▶ **Task data**
=-=-=-=-=
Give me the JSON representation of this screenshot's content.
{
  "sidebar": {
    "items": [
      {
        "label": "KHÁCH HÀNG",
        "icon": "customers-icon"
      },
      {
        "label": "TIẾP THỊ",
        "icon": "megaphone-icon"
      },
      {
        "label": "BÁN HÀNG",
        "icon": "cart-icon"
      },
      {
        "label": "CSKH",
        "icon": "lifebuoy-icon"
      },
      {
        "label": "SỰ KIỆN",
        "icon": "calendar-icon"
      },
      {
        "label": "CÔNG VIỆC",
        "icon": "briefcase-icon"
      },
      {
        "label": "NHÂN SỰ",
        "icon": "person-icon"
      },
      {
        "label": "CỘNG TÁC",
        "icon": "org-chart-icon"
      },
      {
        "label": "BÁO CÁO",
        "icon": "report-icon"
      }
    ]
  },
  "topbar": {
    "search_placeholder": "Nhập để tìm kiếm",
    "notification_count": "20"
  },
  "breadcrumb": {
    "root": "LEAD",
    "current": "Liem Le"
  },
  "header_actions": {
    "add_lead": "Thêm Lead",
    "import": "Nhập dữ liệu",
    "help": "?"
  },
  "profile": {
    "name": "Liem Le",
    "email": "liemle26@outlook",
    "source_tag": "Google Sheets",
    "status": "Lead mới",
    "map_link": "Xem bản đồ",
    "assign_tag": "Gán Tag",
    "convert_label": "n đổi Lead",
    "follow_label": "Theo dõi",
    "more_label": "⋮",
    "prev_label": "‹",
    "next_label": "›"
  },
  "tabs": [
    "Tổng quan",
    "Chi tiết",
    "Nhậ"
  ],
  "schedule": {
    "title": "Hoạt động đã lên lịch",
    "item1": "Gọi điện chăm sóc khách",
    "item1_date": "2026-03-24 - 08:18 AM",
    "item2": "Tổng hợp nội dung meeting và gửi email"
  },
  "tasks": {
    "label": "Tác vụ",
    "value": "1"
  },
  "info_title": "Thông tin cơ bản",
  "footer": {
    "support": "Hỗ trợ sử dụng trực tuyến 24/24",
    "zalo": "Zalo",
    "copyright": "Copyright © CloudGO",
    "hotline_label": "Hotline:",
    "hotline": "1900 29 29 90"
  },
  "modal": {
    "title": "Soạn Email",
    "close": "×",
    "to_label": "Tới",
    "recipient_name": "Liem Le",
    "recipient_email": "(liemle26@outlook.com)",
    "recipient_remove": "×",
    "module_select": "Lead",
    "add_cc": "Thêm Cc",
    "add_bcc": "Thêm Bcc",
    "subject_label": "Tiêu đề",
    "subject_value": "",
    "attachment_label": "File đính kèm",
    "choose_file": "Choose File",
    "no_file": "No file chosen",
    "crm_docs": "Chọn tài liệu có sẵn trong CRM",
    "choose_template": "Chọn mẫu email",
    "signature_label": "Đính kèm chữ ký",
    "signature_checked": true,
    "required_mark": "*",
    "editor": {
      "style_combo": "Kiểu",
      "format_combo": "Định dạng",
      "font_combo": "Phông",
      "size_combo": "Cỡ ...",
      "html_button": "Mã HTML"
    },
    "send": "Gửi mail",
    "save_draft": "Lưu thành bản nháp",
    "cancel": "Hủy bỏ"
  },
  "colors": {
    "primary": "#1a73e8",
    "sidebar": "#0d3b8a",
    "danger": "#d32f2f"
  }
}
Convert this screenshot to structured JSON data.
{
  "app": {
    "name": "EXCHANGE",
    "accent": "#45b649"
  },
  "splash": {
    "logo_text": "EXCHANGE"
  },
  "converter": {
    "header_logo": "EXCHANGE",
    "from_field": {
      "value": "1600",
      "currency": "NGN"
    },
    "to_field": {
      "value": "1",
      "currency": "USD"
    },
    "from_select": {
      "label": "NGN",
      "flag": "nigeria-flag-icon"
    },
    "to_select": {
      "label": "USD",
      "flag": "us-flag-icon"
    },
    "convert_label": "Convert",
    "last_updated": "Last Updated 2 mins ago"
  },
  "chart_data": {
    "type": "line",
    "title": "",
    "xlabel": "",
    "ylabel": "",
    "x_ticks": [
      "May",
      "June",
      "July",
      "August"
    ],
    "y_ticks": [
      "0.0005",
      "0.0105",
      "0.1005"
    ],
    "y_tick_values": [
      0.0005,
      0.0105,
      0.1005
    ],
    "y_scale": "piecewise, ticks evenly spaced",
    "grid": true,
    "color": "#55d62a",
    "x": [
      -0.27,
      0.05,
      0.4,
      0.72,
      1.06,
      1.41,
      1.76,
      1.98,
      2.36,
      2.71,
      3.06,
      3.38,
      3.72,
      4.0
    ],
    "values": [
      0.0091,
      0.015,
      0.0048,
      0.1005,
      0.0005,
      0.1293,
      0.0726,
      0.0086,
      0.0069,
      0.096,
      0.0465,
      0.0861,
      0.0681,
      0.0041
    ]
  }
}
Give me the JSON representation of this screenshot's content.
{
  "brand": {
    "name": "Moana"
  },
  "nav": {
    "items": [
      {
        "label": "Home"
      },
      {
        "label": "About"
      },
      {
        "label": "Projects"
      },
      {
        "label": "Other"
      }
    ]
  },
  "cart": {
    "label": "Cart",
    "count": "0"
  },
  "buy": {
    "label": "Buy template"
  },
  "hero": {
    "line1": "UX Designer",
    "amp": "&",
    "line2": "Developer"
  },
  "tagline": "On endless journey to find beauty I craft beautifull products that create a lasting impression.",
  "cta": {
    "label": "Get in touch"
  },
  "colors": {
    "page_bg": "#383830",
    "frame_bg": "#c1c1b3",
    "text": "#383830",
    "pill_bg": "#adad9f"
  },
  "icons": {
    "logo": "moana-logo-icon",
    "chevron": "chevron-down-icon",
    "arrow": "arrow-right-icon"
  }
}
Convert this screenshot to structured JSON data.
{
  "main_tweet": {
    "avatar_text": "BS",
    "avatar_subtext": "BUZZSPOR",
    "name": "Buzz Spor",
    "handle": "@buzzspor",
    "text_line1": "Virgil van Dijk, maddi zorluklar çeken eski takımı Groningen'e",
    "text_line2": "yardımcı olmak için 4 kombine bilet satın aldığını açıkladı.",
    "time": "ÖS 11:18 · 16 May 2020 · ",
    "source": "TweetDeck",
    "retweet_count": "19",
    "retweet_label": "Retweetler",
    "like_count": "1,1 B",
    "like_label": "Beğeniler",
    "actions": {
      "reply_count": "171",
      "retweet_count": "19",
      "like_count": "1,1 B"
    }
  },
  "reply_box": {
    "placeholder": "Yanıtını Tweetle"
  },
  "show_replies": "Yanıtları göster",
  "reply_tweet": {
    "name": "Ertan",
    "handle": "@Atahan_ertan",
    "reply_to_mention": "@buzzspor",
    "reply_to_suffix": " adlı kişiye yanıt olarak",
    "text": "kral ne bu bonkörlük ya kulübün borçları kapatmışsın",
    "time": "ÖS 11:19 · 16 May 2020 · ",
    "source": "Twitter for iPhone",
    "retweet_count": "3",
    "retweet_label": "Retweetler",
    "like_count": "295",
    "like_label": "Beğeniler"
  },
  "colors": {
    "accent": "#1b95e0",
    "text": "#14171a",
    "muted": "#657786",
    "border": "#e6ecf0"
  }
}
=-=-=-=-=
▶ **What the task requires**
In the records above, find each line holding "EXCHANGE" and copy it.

▶ **Answer below**
    "name": "EXCHANGE",
    "logo_text": "EXCHANGE"
    "header_logo": "EXCHANGE",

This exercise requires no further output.